Graeme Nixon is a lecturer in religious, moral and philosophical studies at Aberdeen University
In my first placement during my teacher training at a certain Glasgow academy some 12 years ago, I was asked why I had come into teaching. Was it because of the subject, or because of children? Rather naively, I declared that it was to explore and share my enthusiasm for my subject (religious, moral and philosophical studies).
Clearly, this was not the right answer, honest though it was. I wish I had known then that I was a teacher of children. It would have made those conversations in hairdressers that much easier (or shorter).
I'd like to question the politically correct line of teacher education, that we are teachers of children rather than of a particular subject; or at least the emphasis placed on it with regards to the secondary sector.
The galling aspect of this truism is the implied exclusivity student teachers must be one thing or the other (and one option is clearly frowned on by those who assess their progress).
Sure, there is a case for questioning compartmentalisation of knowledge and the competition between subject islands in secondary schools. I agree that there should be a more seamless understanding between primary and secondary (though this should not be a one-way street).
But how helpful is it to trumpet repeatedly the "you are teachers of children" mantra to prospective teachers, many of whom regard their love of a particular subject as core to their fledgling professional identity and to themselves as human beings?
I suspect the amount of zeal with which these pronouncements are made is proportional to the speaker's distance from the secondary chalkface.
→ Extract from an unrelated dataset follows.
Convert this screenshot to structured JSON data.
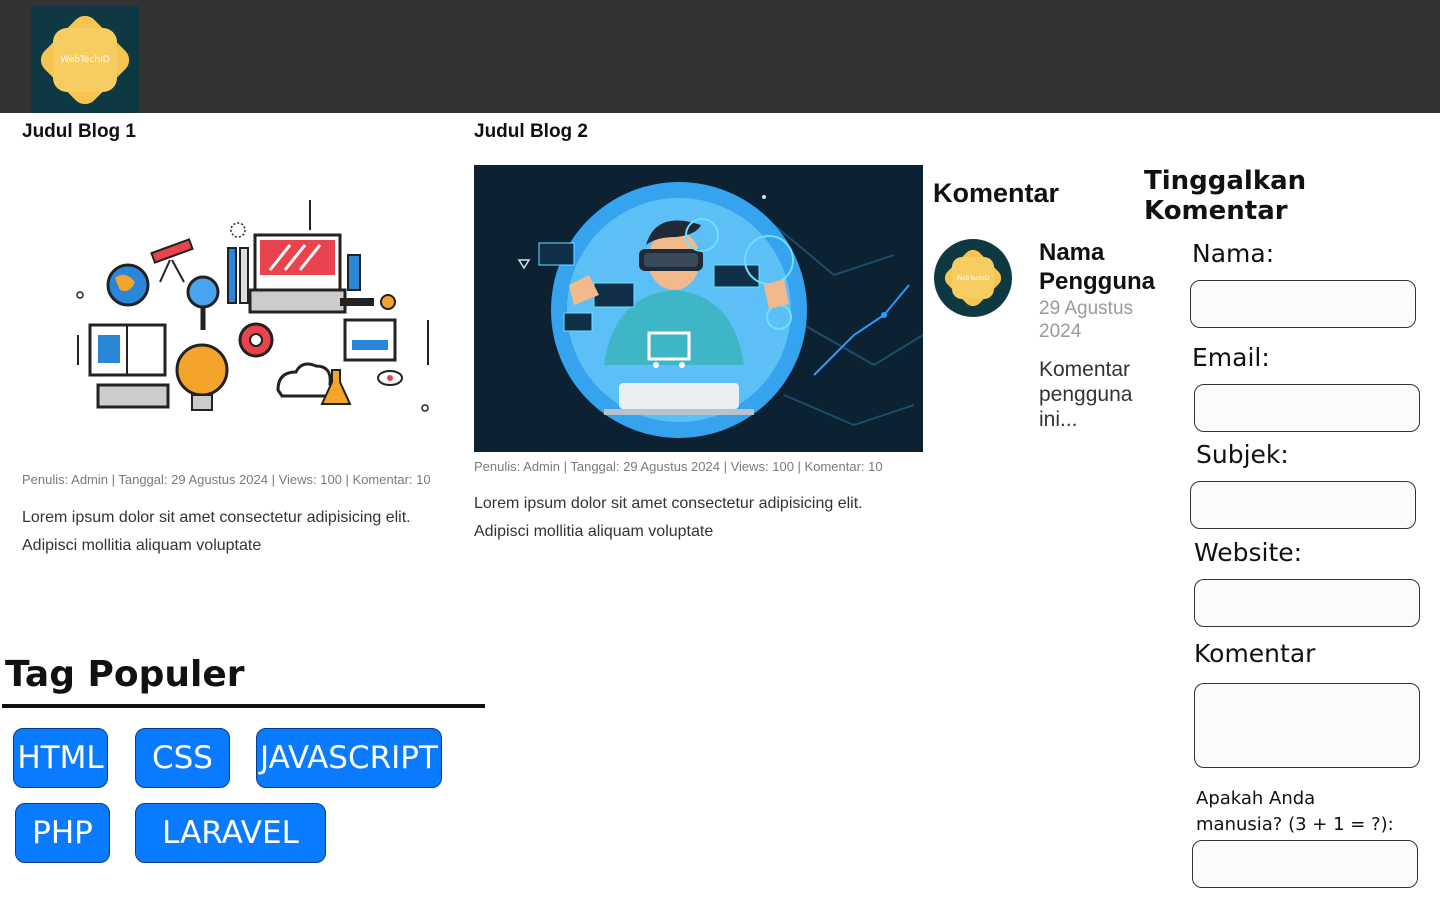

They have taken on a platitudinous and patronising tone. They are patronising to subject teachers, who are fully committed to cross-curricular pedagogy and educational theory. But they are also patronising to the children, who are perfectly capable of discerning between subjects and need to have enthused subject zealots before them in order to explore and shape their self-image. Obviously, this is increasingly the case in the secondary sector (cast your mind back to the formative teachers you experienced).
If this means that the primarysecondary division is less soluble than certain "renaissance" educationists think it should be, so be it. The philosopher Bertrand Russell put it rather well: "Knowledge wielded by love is what the educator needs, and what his pupils should acquire. In earlier years, love towards the pupils is the most important kind; in later years, love of the knowledge imparted becomes increasingly necessary."
Much is made of multiple intelligences, learning styles and individualised learning. Committed subject specialists provide a lived reality of these theories for pupils. While teacher education institutions persist with the "teachers of children" line, the needs of secondary children to encounter devoted specialists are being ignored.
I also worry that the uniformity that this presents is corrosive of professional identity and a turn-off for many who, precisely because of their subject enthusiasm, would offer a great deal to teaching. As Russell put it: "Progress should not be sacrificed to a mechanical equality."
If I could be that naive student teacher again, I would give the same answer. I am a teacher because of my subject. If this makes me a "dinosaur" in the eyes of some educationists, I would reply that it is a dinosaur akin to the crocodile or shark persistent, suited to the environment and ready to bite on the bum anyone who questions my place in the education food chain.
I suspect the majority of effective, popular and successful secondary teachers agree.